- Work item
Every line below should be copied exactly; drop the pictures.

- Input material
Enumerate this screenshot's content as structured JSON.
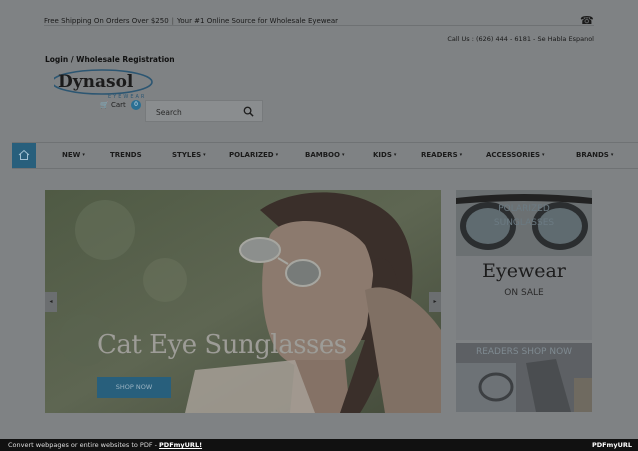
{
  "topbar": {
    "shipping": "Free Shipping On Orders Over $250",
    "tagline": "Your #1 Online Source for Wholesale Eyewear",
    "call": "Call Us : (626) 444 - 6181 - Se Habla Espanol",
    "phone_icon": "phone-icon"
  },
  "header": {
    "login": "Login / Wholesale Registration",
    "logo_text": "Dynasol",
    "logo_sub": "EYEWEAR",
    "cart_label": "Cart",
    "cart_count": "0",
    "search_placeholder": "Search"
  },
  "nav": {
    "items": [
      {
        "label": "NEW",
        "has_dropdown": true
      },
      {
        "label": "TRENDS",
        "has_dropdown": false
      },
      {
        "label": "STYLES",
        "has_dropdown": true
      },
      {
        "label": "POLARIZED",
        "has_dropdown": true
      },
      {
        "label": "BAMBOO",
        "has_dropdown": true
      },
      {
        "label": "KIDS",
        "has_dropdown": true
      },
      {
        "label": "READERS",
        "has_dropdown": true
      },
      {
        "label": "ACCESSORIES",
        "has_dropdown": true
      },
      {
        "label": "BRANDS",
        "has_dropdown": true
      }
    ],
    "caret": "▾"
  },
  "hero": {
    "title": "Cat Eye Sunglasses",
    "button": "SHOP NOW",
    "prev": "◂",
    "next": "▸"
  },
  "promo_polarized": {
    "line1": "POLARIZED",
    "line2": "SUNGLASSES",
    "title": "Eyewear",
    "subtitle": "ON SALE"
  },
  "promo_readers": {
    "title": "READERS SHOP NOW"
  },
  "footer": {
    "text": "Convert webpages or entire websites to PDF - ",
    "link": "PDFmyURL!",
    "brand": "PDFmyURL"
  },
  "colors": {
    "accent": "#285f7c",
    "overlay_bg": "#7f8284"
  }
}
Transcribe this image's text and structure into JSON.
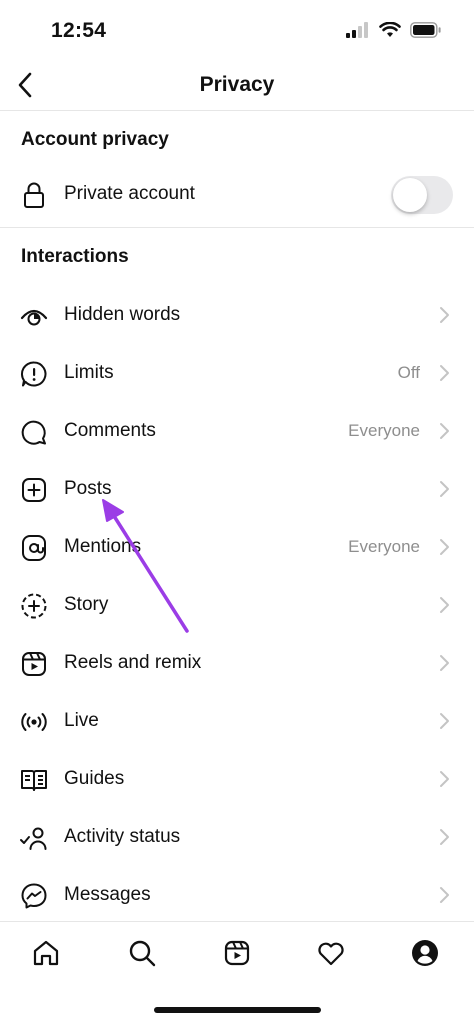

- Expected answer
Enumerate this screenshot's content as structured JSON.
{
  "topbar": {
    "shipping": "Free Shipping On Orders Over $250",
    "tagline": "Your #1 Online Source for Wholesale Eyewear",
    "call": "Call Us : (626) 444 - 6181 - Se Habla Espanol",
    "phone_icon": "phone-icon"
  },
  "header": {
    "login": "Login / Wholesale Registration",
    "logo_text": "Dynasol",
    "logo_sub": "EYEWEAR",
    "cart_label": "Cart",
    "cart_count": "0",
    "search_placeholder": "Search"
  },
  "nav": {
    "items": [
      {
        "label": "NEW",
        "has_dropdown": true
      },
      {
        "label": "TRENDS",
        "has_dropdown": false
      },
      {
        "label": "STYLES",
        "has_dropdown": true
      },
      {
        "label": "POLARIZED",
        "has_dropdown": true
      },
      {
        "label": "BAMBOO",
        "has_dropdown": true
      },
      {
        "label": "KIDS",
        "has_dropdown": true
      },
      {
        "label": "READERS",
        "has_dropdown": true
      },
      {
        "label": "ACCESSORIES",
        "has_dropdown": true
      },
      {
        "label": "BRANDS",
        "has_dropdown": true
      }
    ],
    "caret": "▾"
  },
  "hero": {
    "title": "Cat Eye Sunglasses",
    "button": "SHOP NOW",
    "prev": "◂",
    "next": "▸"
  },
  "promo_polarized": {
    "line1": "POLARIZED",
    "line2": "SUNGLASSES",
    "title": "Eyewear",
    "subtitle": "ON SALE"
  },
  "promo_readers": {
    "title": "READERS SHOP NOW"
  },
  "footer": {
    "text": "Convert webpages or entire websites to PDF - ",
    "link": "PDFmyURL!",
    "brand": "PDFmyURL"
  },
  "colors": {
    "accent": "#285f7c",
    "overlay_bg": "#7f8284"
  }
}
Transcribe this image's text and structure into JSON.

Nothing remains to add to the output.